One of Ari’s notable achievements is her role as an art director for the experimental film “OlO” (2019), a cinematic gem that earned critical acclaim at the 2019 Cannes Global Short Film Awards. This groundbreaking work not only clinched the Best Special Effects award but also secured recognition as the Best Experimental Film. The accolades continued with finalist status at the 2019 Canada Shorts (Canadian International Short Film Festival) and an Award of Merit Special Mention in the Experimental category at the 2019 Accolade Global Film Competition. Additionally, “OlO” received official selections at esteemed film festivals such as the 2019 NewFilmmakers NY, 2019 YoungFilmmakers, and 2019 AltFest.

Ari’s artistic journey doesn’t end with “OlO.” She has also directed the film “KICHIN” (2019), a poignant short love story set against the backdrop of 1980s Korea. What sets Ari apart is her multifaceted role as an art director, which demands a profound understanding of the film’s narrative and setting.

In the case of “KICHIN,” Ari faced the intriguing challenge of transforming a Brooklyn restaurant into an authentic representation of 1980s Korea. This undertaking required extensive research into the cultural and historical nuances of that era, from meticulously selecting vintage items to crafting bespoke posters. As an art director, Ari shouldered the responsibility for every visual element in the film, ensuring a seamless blend of authenticity and creativity.

The allure of being an art director lies in the power to shape the visual narrative of a film, where every choice becomes a brushstroke on the canvas of storytelling. For Ari, filmmaking is about weaving a tapestry of emotions and meanings through her meticulous decisions. Her background in fine art has fueled her attraction to the power and narration that film provides. In her painting history, she contemplated the potency that small works, as tiny as size 100 or a fingernail, possess. The question of how a single work can hold enough strength to captivate an audience for an extended period led her to the enchanting world of film. Unlike video art in exhibitions, where viewers swiftly pass by after just eight minutes, films have the remarkable ability to captivate an audience for two to three hours. Ari found herself enchanted by the substantial power that works showcased in cinemas hold, leading to a profound love for this captivating medium.

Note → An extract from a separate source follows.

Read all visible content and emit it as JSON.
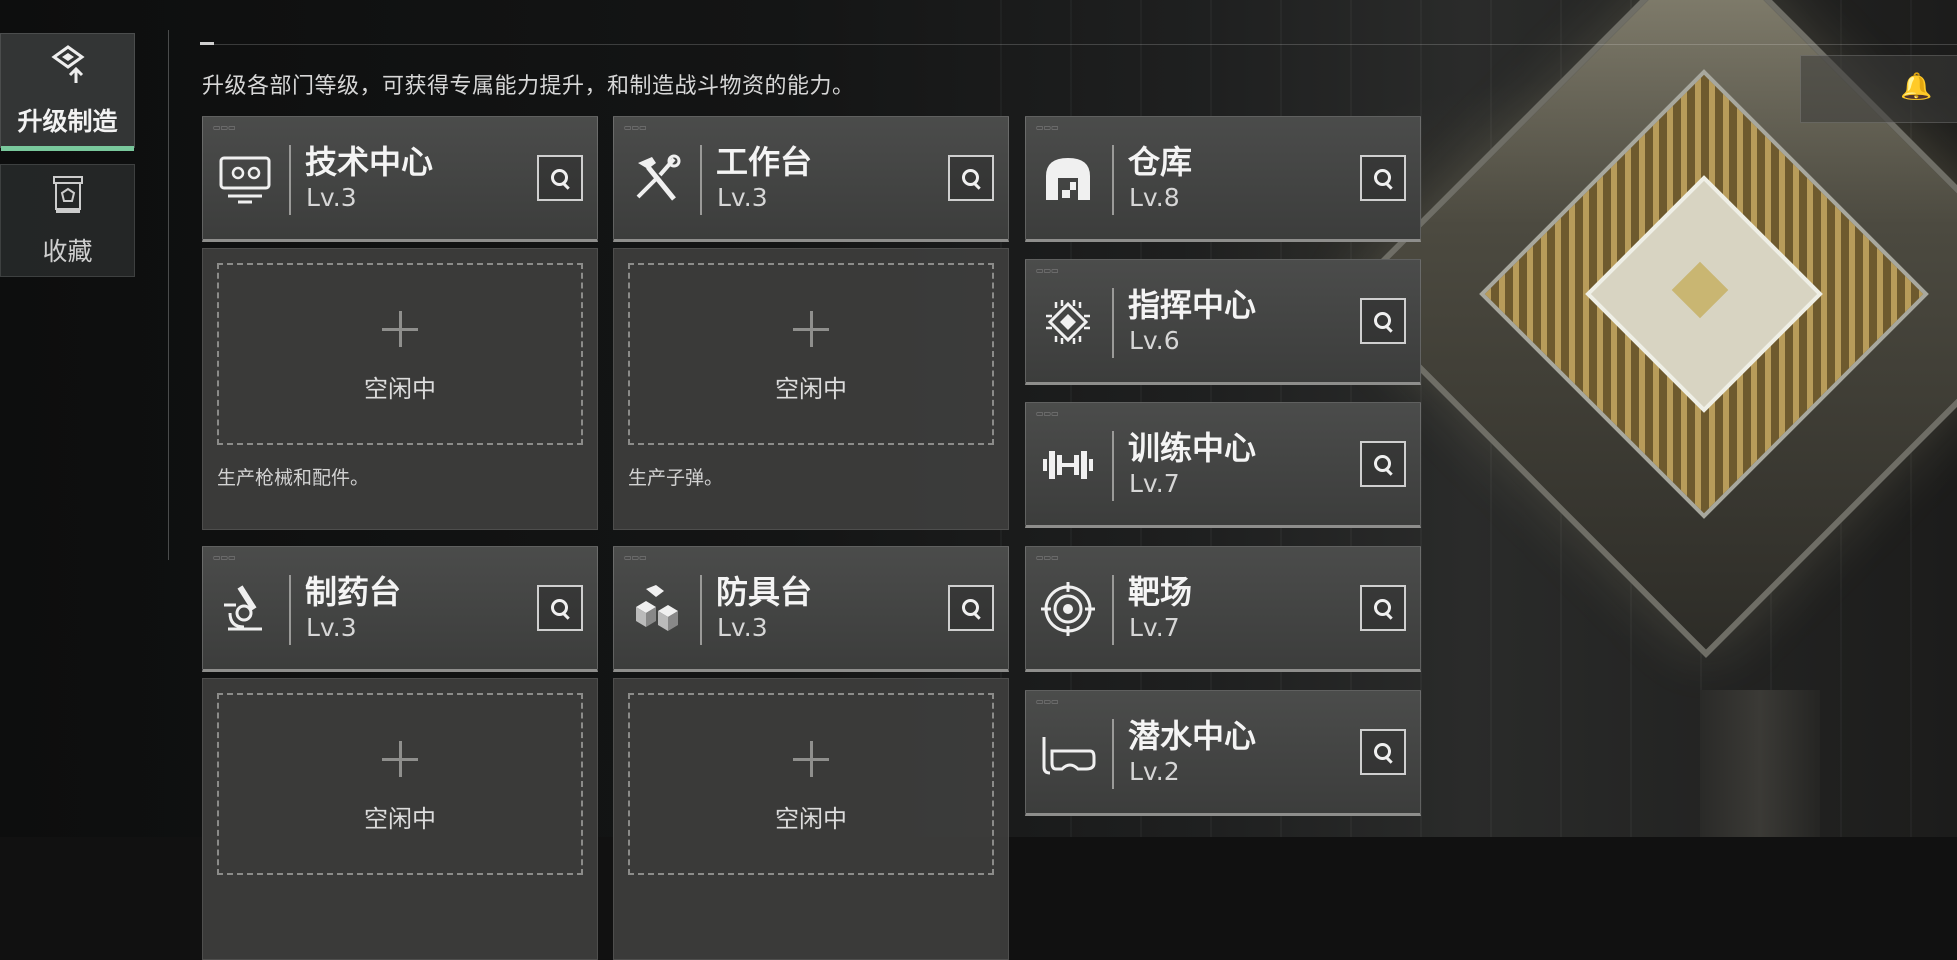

Ari’s Korean heritage significantly influences her work, prompting her to delve into Asian-based film projects in the heart of New York City. Her unique perspective brings a fresh and authentic voice to the diverse cinematic landscape of the city.

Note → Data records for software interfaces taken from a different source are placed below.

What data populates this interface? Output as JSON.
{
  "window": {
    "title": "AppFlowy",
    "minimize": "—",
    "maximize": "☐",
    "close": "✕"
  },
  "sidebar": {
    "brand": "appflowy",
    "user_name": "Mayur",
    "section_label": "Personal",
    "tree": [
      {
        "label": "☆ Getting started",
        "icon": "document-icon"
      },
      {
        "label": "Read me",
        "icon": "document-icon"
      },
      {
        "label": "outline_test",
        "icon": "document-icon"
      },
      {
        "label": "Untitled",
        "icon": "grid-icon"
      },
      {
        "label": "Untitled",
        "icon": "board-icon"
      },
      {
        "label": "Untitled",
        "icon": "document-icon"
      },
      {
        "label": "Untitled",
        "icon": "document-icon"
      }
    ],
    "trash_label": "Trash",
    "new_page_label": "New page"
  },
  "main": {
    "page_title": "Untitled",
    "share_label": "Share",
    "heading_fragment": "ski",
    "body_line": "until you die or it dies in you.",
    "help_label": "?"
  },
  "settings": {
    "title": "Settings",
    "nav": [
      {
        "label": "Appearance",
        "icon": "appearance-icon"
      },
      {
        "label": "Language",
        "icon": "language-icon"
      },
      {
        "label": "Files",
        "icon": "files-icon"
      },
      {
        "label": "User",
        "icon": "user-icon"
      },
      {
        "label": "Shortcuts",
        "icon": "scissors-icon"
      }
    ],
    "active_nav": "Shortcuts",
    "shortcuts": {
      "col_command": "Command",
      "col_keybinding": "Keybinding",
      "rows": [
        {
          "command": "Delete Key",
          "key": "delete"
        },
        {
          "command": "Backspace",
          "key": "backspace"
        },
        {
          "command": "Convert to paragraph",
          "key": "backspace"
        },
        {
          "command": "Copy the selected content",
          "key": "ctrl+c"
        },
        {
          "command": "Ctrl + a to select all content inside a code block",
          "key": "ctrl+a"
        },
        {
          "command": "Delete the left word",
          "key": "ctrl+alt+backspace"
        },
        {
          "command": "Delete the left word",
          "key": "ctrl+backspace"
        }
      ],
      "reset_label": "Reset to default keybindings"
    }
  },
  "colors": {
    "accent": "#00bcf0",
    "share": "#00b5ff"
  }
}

Her upcoming film, “All I Wanted to Say Was” (2024), directed and starring Julie Shin, delves into the complexities of a young girl’s loneliness in New York, reuniting with her mother from South Korea to confront their fractured relationship. In this food-centric narrative, Ari’s Korean background plays a pivotal role as she skillfully recreates authentic Korean cuisine against the backdrop of New York City. In Korean culture, food carries significant meaning, symbolizing love and connection.

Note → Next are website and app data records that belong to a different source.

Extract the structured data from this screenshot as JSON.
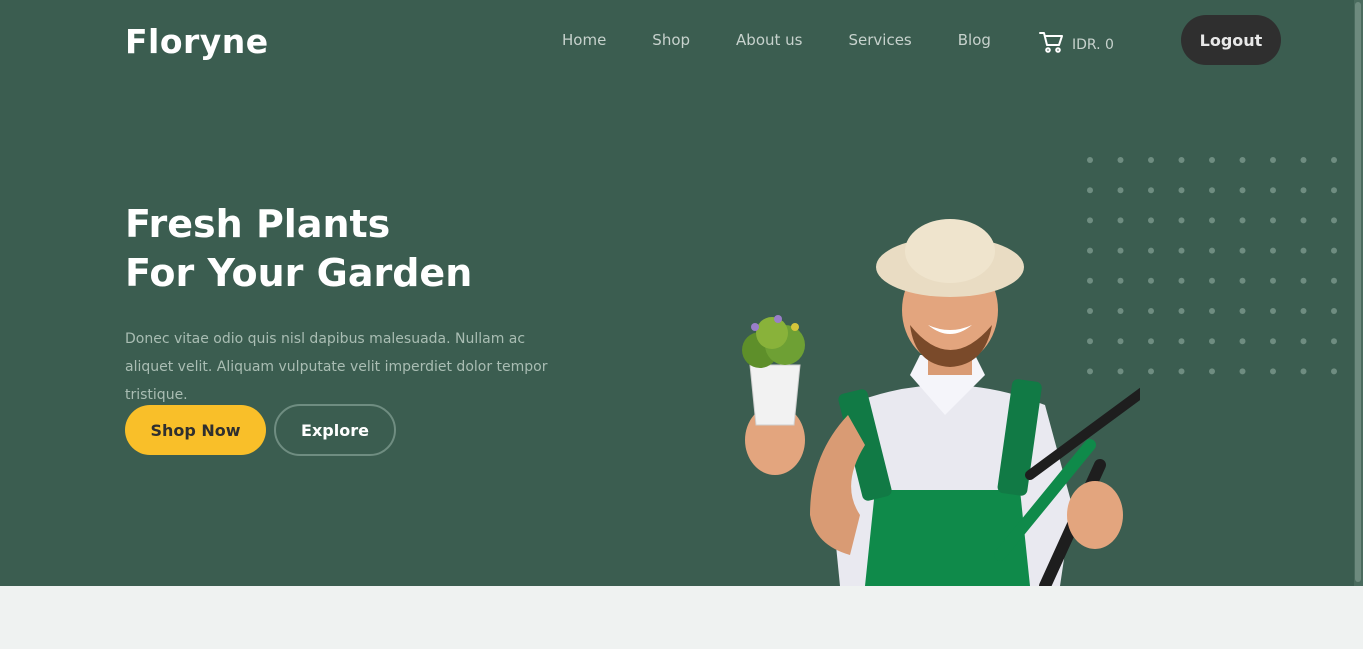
{
  "brand": {
    "logo": "Floryne"
  },
  "nav": {
    "items": [
      {
        "label": "Home"
      },
      {
        "label": "Shop"
      },
      {
        "label": "About us"
      },
      {
        "label": "Services"
      },
      {
        "label": "Blog"
      }
    ]
  },
  "cart": {
    "icon": "cart-icon",
    "amount": "IDR. 0"
  },
  "auth": {
    "logout_label": "Logout"
  },
  "hero": {
    "headline_line1": "Fresh Plants",
    "headline_line2": "For Your Garden",
    "description": "Donec vitae odio quis nisl dapibus malesuada. Nullam ac aliquet velit. Aliquam vulputate velit imperdiet dolor tempor tristique.",
    "primary_button": "Shop Now",
    "secondary_button": "Explore",
    "image": "gardener-holding-plant-and-shears"
  },
  "colors": {
    "hero_background": "#3b5d50",
    "accent_yellow": "#f9bf29",
    "dark_button": "#2f2f2f",
    "page_background": "#eff2f1"
  }
}
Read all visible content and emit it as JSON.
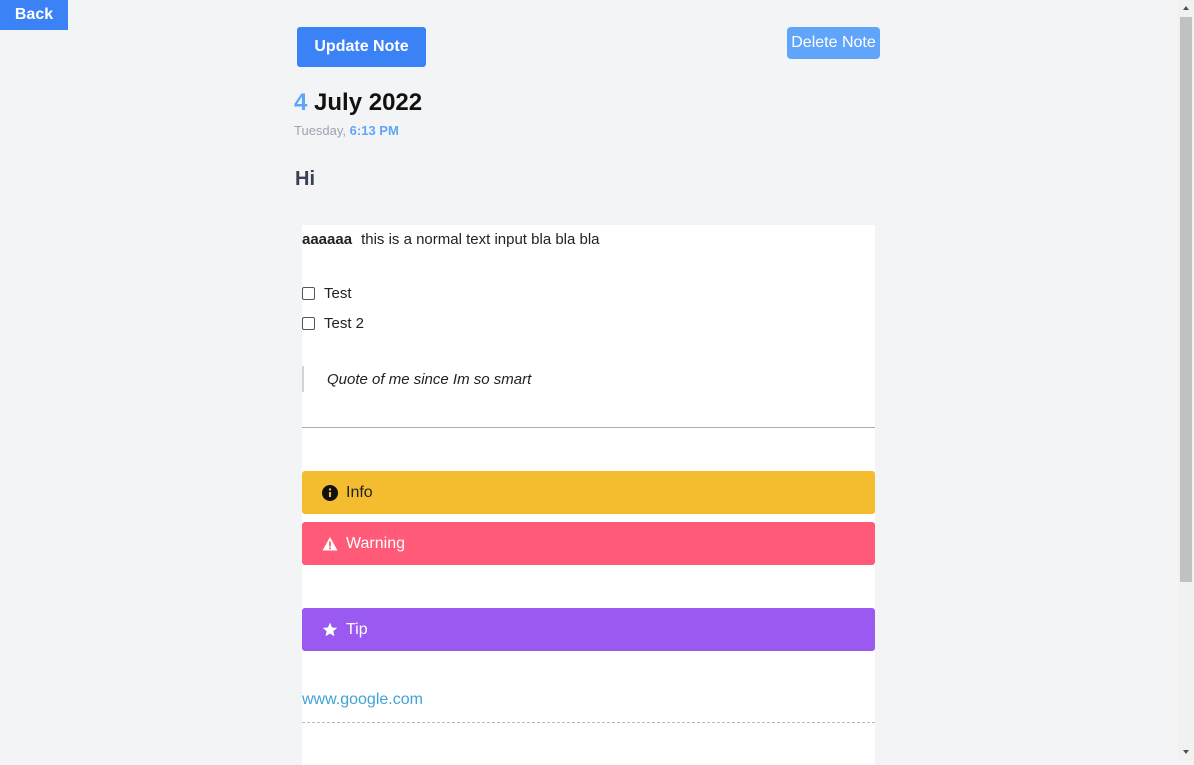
{
  "nav": {
    "back_label": "Back"
  },
  "actions": {
    "update_label": "Update Note",
    "delete_label": "Delete Note"
  },
  "date": {
    "day": "4",
    "month_year": "July 2022",
    "weekday": "Tuesday,",
    "time": "6:13 PM"
  },
  "note": {
    "title": "Hi",
    "line1_bold": "aaaaaa",
    "line1_text": "this is a normal text input bla bla bla",
    "checklist": [
      {
        "label": "Test",
        "checked": false
      },
      {
        "label": "Test 2",
        "checked": false
      }
    ],
    "quote": "Quote of me since Im so smart",
    "callouts": [
      {
        "type": "info",
        "label": "Info",
        "icon": "info-circle-icon",
        "color": "#f4bd2f"
      },
      {
        "type": "warning",
        "label": "Warning",
        "icon": "warning-triangle-icon",
        "color": "#ff5a78"
      },
      {
        "type": "tip",
        "label": "Tip",
        "icon": "star-icon",
        "color": "#9a59f0"
      }
    ],
    "link": "www.google.com"
  },
  "colors": {
    "accent": "#3b82f6",
    "accent_light": "#60a5fa",
    "link": "#3fa3d6",
    "background": "#f3f4f6"
  }
}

For instance, the book “Crying in H Mart” written by Michelle Zauner shares her experiences growing up as a biracial Korean-American, exploring themes of identity, grief, and cultural belonging. The title refers to her emotional experiences while shopping at H Mart, a chain of Asian supermarkets. The essay and memoir delve into Zauner’s relationship with her Korean mother, the impact of her mother’s illness and death from cancer, and the role of food and cultural connections in coping with loss.

In Korean culture, food and shared cultural experiences serve as a means of connection and healing. Therefore, in “All I Wanted to Say Was,” warm cooked food from her mother, cold rice cakes that her mother bought 14 hours before the flight to New York, or well-cooked Korean Barbeque yielding to each other became expressions of love in the film. As an Art Director, these culinary elements held great meaning for the director, making them a focal point throughout the film.

As Ari Kim paves the way for herself in the dynamic world of filmmaking, her commitment to storytelling, cultural authenticity, and the art of choice sets her apart as a rising force in the cinematic realm. With her upcoming project promising a feast for the senses, Ari’s artistic journey is one to watch, as she continues to captivate audiences with her unique storytelling prowess and artistic finesse.